**PROMPT**: The whole listing, exactly as given: write it out, leaving out each image.

**SUPPLIED RECORDS**:
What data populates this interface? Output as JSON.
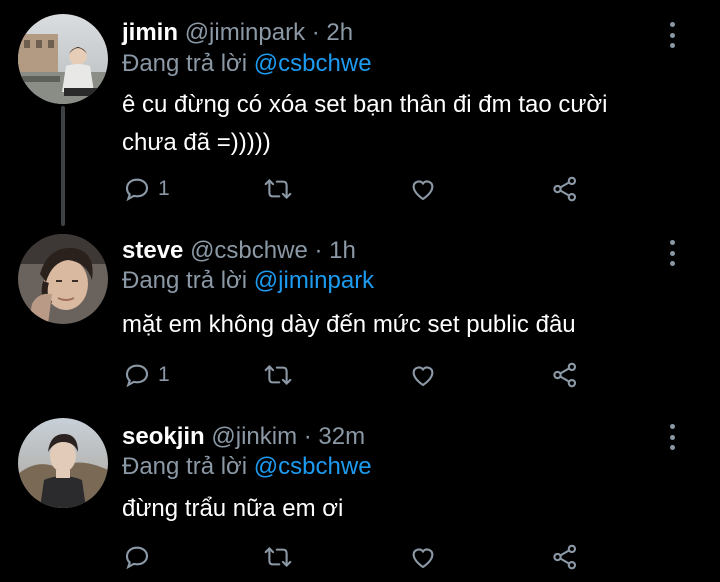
{
  "replies": [
    {
      "name": "jimin",
      "handle": "@jiminpark",
      "time": "2h",
      "reply_prefix": "Đang trả lời",
      "reply_to": "@csbchwe",
      "text_line1": "ê cu đừng có xóa set bạn thân đi đm tao cười",
      "text_line2": "chưa đã =)))))",
      "reply_count": "1"
    },
    {
      "name": "steve",
      "handle": "@csbchwe",
      "time": "1h",
      "reply_prefix": "Đang trả lời",
      "reply_to": "@jiminpark",
      "text_line1": "mặt em không dày đến mức set public đâu",
      "reply_count": "1"
    },
    {
      "name": "seokjin",
      "handle": "@jinkim",
      "time": "32m",
      "reply_prefix": "Đang trả lời",
      "reply_to": "@csbchwe",
      "text_line1": "đừng trẩu nữa em ơi",
      "reply_count": ""
    }
  ],
  "separator": "·",
  "colors": {
    "background": "#000000",
    "secondary_text": "#8b98a5",
    "mention": "#1d9bf0",
    "thread_line": "#3d4146"
  },
  "icons": [
    "reply-icon",
    "retweet-icon",
    "like-icon",
    "share-icon",
    "more-icon"
  ]
}
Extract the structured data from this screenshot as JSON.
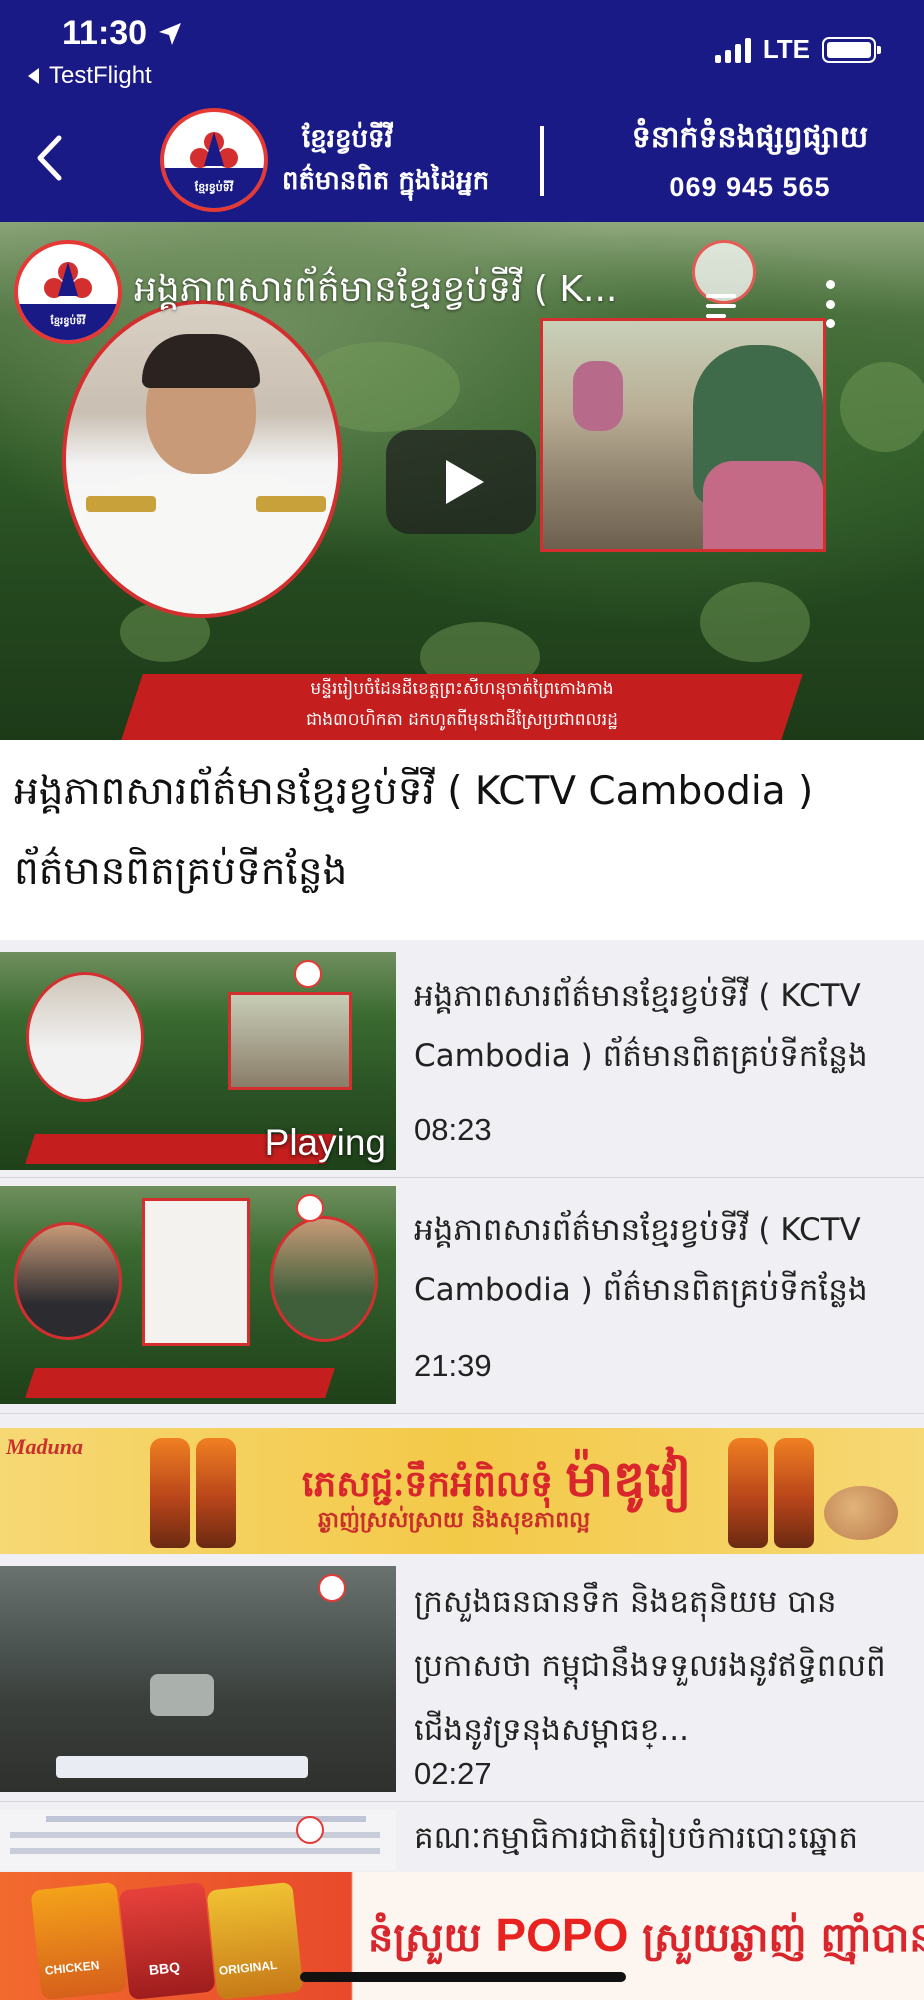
{
  "status_bar": {
    "time": "11:30",
    "back_app": "TestFlight",
    "network": "LTE",
    "location_icon": "location-arrow-icon"
  },
  "header": {
    "logo_text": "ខ្មែរខ្វប់ទីវី",
    "brand_line1": "ខ្មែរខ្វប់ទីវី",
    "brand_line2": "ពត៌មានពិត ក្នុងដៃអ្នក",
    "contact_label": "ទំនាក់ទំនងផ្សព្វផ្សាយ",
    "contact_phone": "069 945 565",
    "accent_color": "#1a1a86",
    "brand_red": "#d32f2f"
  },
  "player": {
    "title": "អង្គភាពសារព័ត៌មានខ្មែរខ្វប់ទីវី ( K...",
    "channel_logo_text": "ខ្មែរខ្វប់ទីវី",
    "banner_line1": "មន្ទីររៀបចំដែនដីខេត្តព្រះសីហនុចាត់ព្រៃកោងកាង",
    "banner_line2": "ជាង៣០ហិកតា ដកហូតពីមុនជាដីស្រែប្រជាពលរដ្ឋ"
  },
  "heading": {
    "line1": "អង្គភាពសារព័ត៌មានខ្មែរខ្វប់ទីវី ( KCTV Cambodia )",
    "line2": "ព័ត៌មានពិតគ្រប់ទីកន្លែង"
  },
  "list": {
    "items": [
      {
        "line1": "អង្គភាពសារព័ត៌មានខ្មែរខ្វប់ទីវី ( KCTV",
        "line2": "Cambodia ) ព័ត៌មានពិតគ្រប់ទីកន្លែង",
        "line3": "",
        "duration": "08:23",
        "badge": "Playing"
      },
      {
        "line1": "អង្គភាពសារព័ត៌មានខ្មែរខ្វប់ទីវី ( KCTV",
        "line2": "Cambodia ) ព័ត៌មានពិតគ្រប់ទីកន្លែង",
        "line3": "",
        "duration": "21:39"
      },
      {
        "line1": "ក្រសួងធនធានទឹក និងឧតុនិយម បាន",
        "line2": "ប្រកាសថា កម្ពុជានឹងទទួលរងនូវឥទ្ធិពលពី",
        "line3": "ជើងនូវទ្រនុងសម្ពាធខ្...",
        "duration": "02:27"
      },
      {
        "line1": "គណៈកម្មាធិការជាតិរៀបចំការបោះឆ្នោត",
        "line2": "",
        "line3": "",
        "duration": ""
      }
    ]
  },
  "ads": {
    "ad1": {
      "brand": "Maduna",
      "line1_a": "ភេសជ្ជៈទឹកអំពិលទុំ",
      "line1_b": "ម៉ាឌូវៀ",
      "line2": "ឆ្ងាញ់ស្រស់ស្រាយ និងសុខភាពល្អ"
    },
    "ad2": {
      "txt_a": "នំស្រួយ",
      "txt_b": "POPO",
      "txt_c": "ស្រួយឆ្ងាញ់ ញ៉ាំបានគ្រប់ពេល",
      "chip1": "CHICKEN",
      "chip2": "BBQ",
      "chip3": "ORIGINAL"
    }
  }
}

**RESULT**:
What data populates this interface? Output as JSON.
{
  "replies": [
    {
      "name": "jimin",
      "handle": "@jiminpark",
      "time": "2h",
      "reply_prefix": "Đang trả lời",
      "reply_to": "@csbchwe",
      "text_line1": "ê cu đừng có xóa set bạn thân đi đm tao cười",
      "text_line2": "chưa đã =)))))",
      "reply_count": "1"
    },
    {
      "name": "steve",
      "handle": "@csbchwe",
      "time": "1h",
      "reply_prefix": "Đang trả lời",
      "reply_to": "@jiminpark",
      "text_line1": "mặt em không dày đến mức set public đâu",
      "reply_count": "1"
    },
    {
      "name": "seokjin",
      "handle": "@jinkim",
      "time": "32m",
      "reply_prefix": "Đang trả lời",
      "reply_to": "@csbchwe",
      "text_line1": "đừng trẩu nữa em ơi",
      "reply_count": ""
    }
  ],
  "separator": "·",
  "colors": {
    "background": "#000000",
    "secondary_text": "#8b98a5",
    "mention": "#1d9bf0",
    "thread_line": "#3d4146"
  },
  "icons": [
    "reply-icon",
    "retweet-icon",
    "like-icon",
    "share-icon",
    "more-icon"
  ]
}
Extract the structured data from this screenshot as JSON.
{
  "status_bar": {
    "time": "11:30",
    "back_app": "TestFlight",
    "network": "LTE",
    "location_icon": "location-arrow-icon"
  },
  "header": {
    "logo_text": "ខ្មែរខ្វប់ទីវី",
    "brand_line1": "ខ្មែរខ្វប់ទីវី",
    "brand_line2": "ពត៌មានពិត ក្នុងដៃអ្នក",
    "contact_label": "ទំនាក់ទំនងផ្សព្វផ្សាយ",
    "contact_phone": "069 945 565",
    "accent_color": "#1a1a86",
    "brand_red": "#d32f2f"
  },
  "player": {
    "title": "អង្គភាពសារព័ត៌មានខ្មែរខ្វប់ទីវី ( K...",
    "channel_logo_text": "ខ្មែរខ្វប់ទីវី",
    "banner_line1": "មន្ទីររៀបចំដែនដីខេត្តព្រះសីហនុចាត់ព្រៃកោងកាង",
    "banner_line2": "ជាង៣០ហិកតា ដកហូតពីមុនជាដីស្រែប្រជាពលរដ្ឋ"
  },
  "heading": {
    "line1": "អង្គភាពសារព័ត៌មានខ្មែរខ្វប់ទីវី ( KCTV Cambodia )",
    "line2": "ព័ត៌មានពិតគ្រប់ទីកន្លែង"
  },
  "list": {
    "items": [
      {
        "line1": "អង្គភាពសារព័ត៌មានខ្មែរខ្វប់ទីវី ( KCTV",
        "line2": "Cambodia ) ព័ត៌មានពិតគ្រប់ទីកន្លែង",
        "line3": "",
        "duration": "08:23",
        "badge": "Playing"
      },
      {
        "line1": "អង្គភាពសារព័ត៌មានខ្មែរខ្វប់ទីវី ( KCTV",
        "line2": "Cambodia ) ព័ត៌មានពិតគ្រប់ទីកន្លែង",
        "line3": "",
        "duration": "21:39"
      },
      {
        "line1": "ក្រសួងធនធានទឹក និងឧតុនិយម បាន",
        "line2": "ប្រកាសថា កម្ពុជានឹងទទួលរងនូវឥទ្ធិពលពី",
        "line3": "ជើងនូវទ្រនុងសម្ពាធខ្...",
        "duration": "02:27"
      },
      {
        "line1": "គណៈកម្មាធិការជាតិរៀបចំការបោះឆ្នោត",
        "line2": "",
        "line3": "",
        "duration": ""
      }
    ]
  },
  "ads": {
    "ad1": {
      "brand": "Maduna",
      "line1_a": "ភេសជ្ជៈទឹកអំពិលទុំ",
      "line1_b": "ម៉ាឌូវៀ",
      "line2": "ឆ្ងាញ់ស្រស់ស្រាយ និងសុខភាពល្អ"
    },
    "ad2": {
      "txt_a": "នំស្រួយ",
      "txt_b": "POPO",
      "txt_c": "ស្រួយឆ្ងាញ់ ញ៉ាំបានគ្រប់ពេល",
      "chip1": "CHICKEN",
      "chip2": "BBQ",
      "chip3": "ORIGINAL"
    }
  }
}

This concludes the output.